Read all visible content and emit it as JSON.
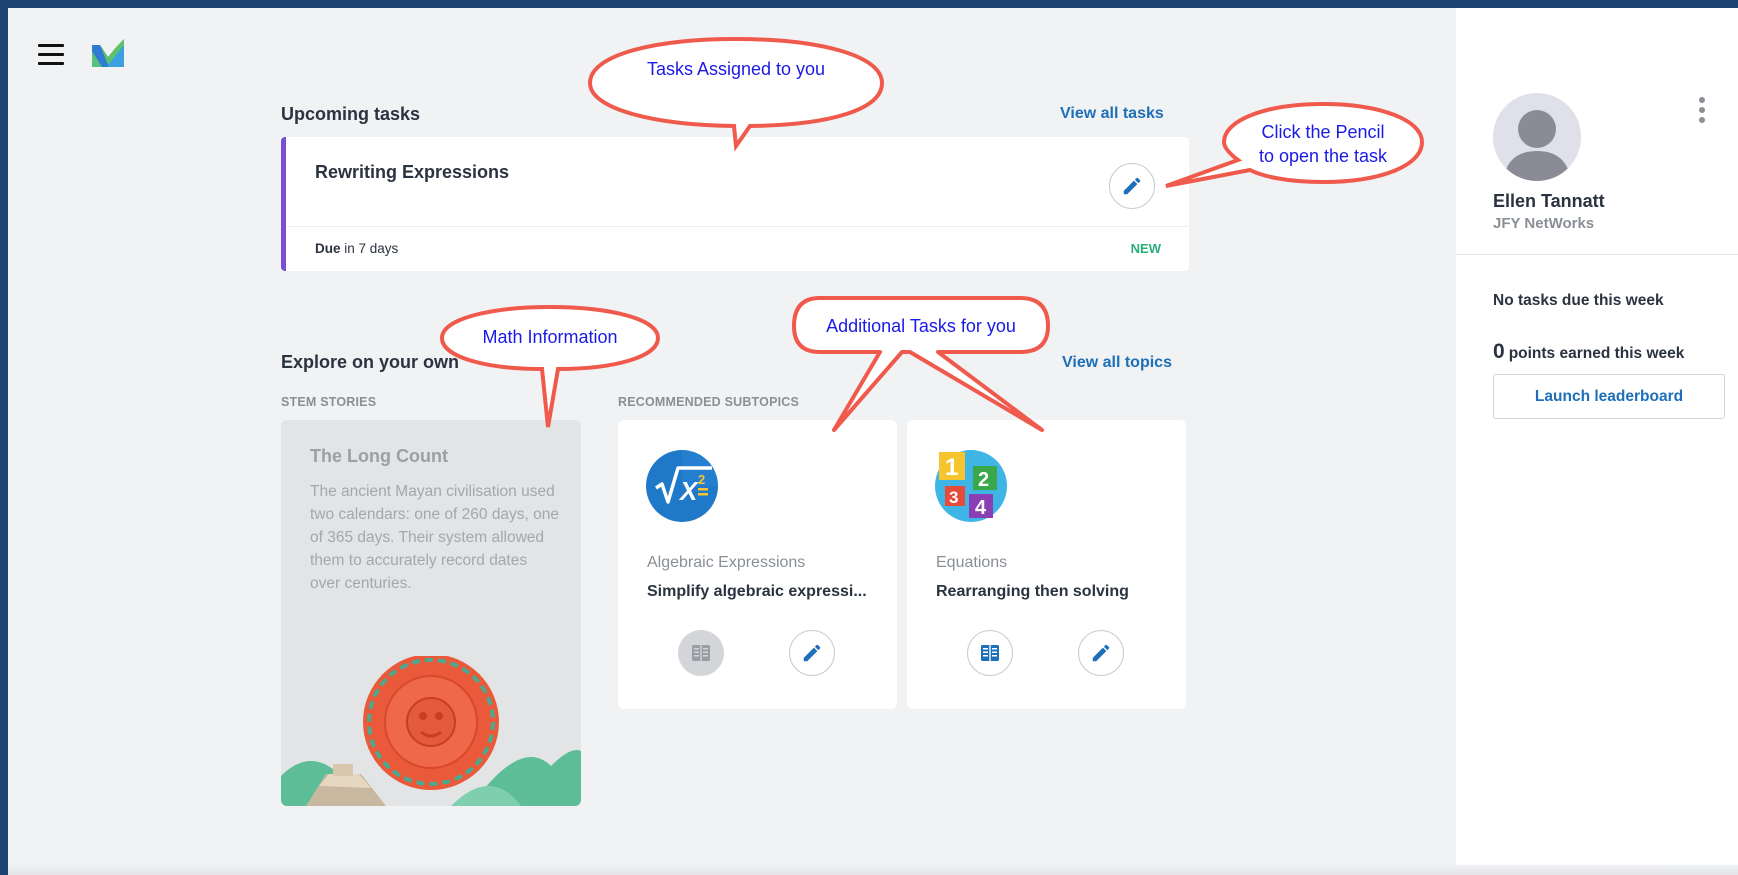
{
  "upcoming": {
    "title": "Upcoming tasks",
    "view_all": "View all tasks",
    "task": {
      "name": "Rewriting Expressions",
      "due_prefix": "Due",
      "due_rest": " in 7 days",
      "badge": "NEW"
    }
  },
  "explore": {
    "title": "Explore on your own",
    "view_all": "View all topics",
    "stem_label": "STEM STORIES",
    "recommended_label": "RECOMMENDED SUBTOPICS",
    "story": {
      "title": "The Long Count",
      "text": "The ancient Mayan civilisation used two calendars: one of 260 days, one of 365 days. Their system allowed them to accurately record dates over centuries."
    },
    "topics": [
      {
        "label": "Algebraic Expressions",
        "title": "Simplify algebraic expressi...",
        "icon": "algebra-x-squared-icon"
      },
      {
        "label": "Equations",
        "title": "Rearranging then solving",
        "icon": "numbered-blocks-icon"
      }
    ]
  },
  "callouts": {
    "tasks_assigned": "Tasks Assigned to you",
    "click_pencil_1": "Click the Pencil",
    "click_pencil_2": "to open the task",
    "math_info": "Math Information",
    "additional_tasks": "Additional Tasks for you"
  },
  "profile": {
    "name": "Ellen Tannatt",
    "org": "JFY NetWorks",
    "no_tasks": "No tasks due this week",
    "points_value": "0",
    "points_label": "points earned this week",
    "leaderboard_button": "Launch leaderboard"
  },
  "colors": {
    "task_accent": "#7a4fd6",
    "link": "#1d6fb8",
    "new_badge": "#29b07a",
    "callout_border": "#ef5a4c",
    "callout_text": "#1a1ae6"
  }
}
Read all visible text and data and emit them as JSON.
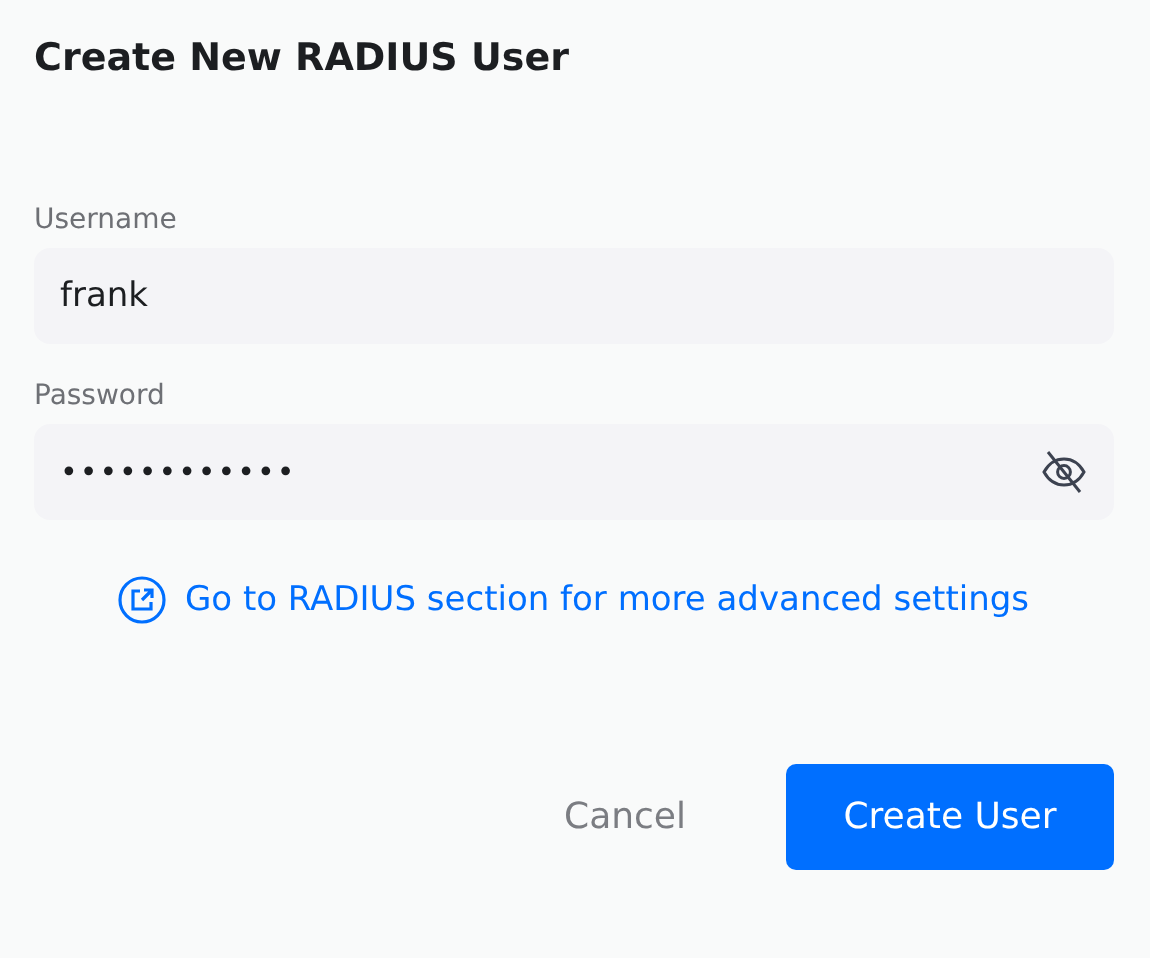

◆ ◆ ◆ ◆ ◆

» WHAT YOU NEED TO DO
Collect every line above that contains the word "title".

» WORKED SOLUTION
    "title": "Upcoming tasks",
    "title": "Explore on your own",
      "title": "The Long Count",
        "title": "Simplify algebraic expressi...",
        "title": "Rearranging then solving",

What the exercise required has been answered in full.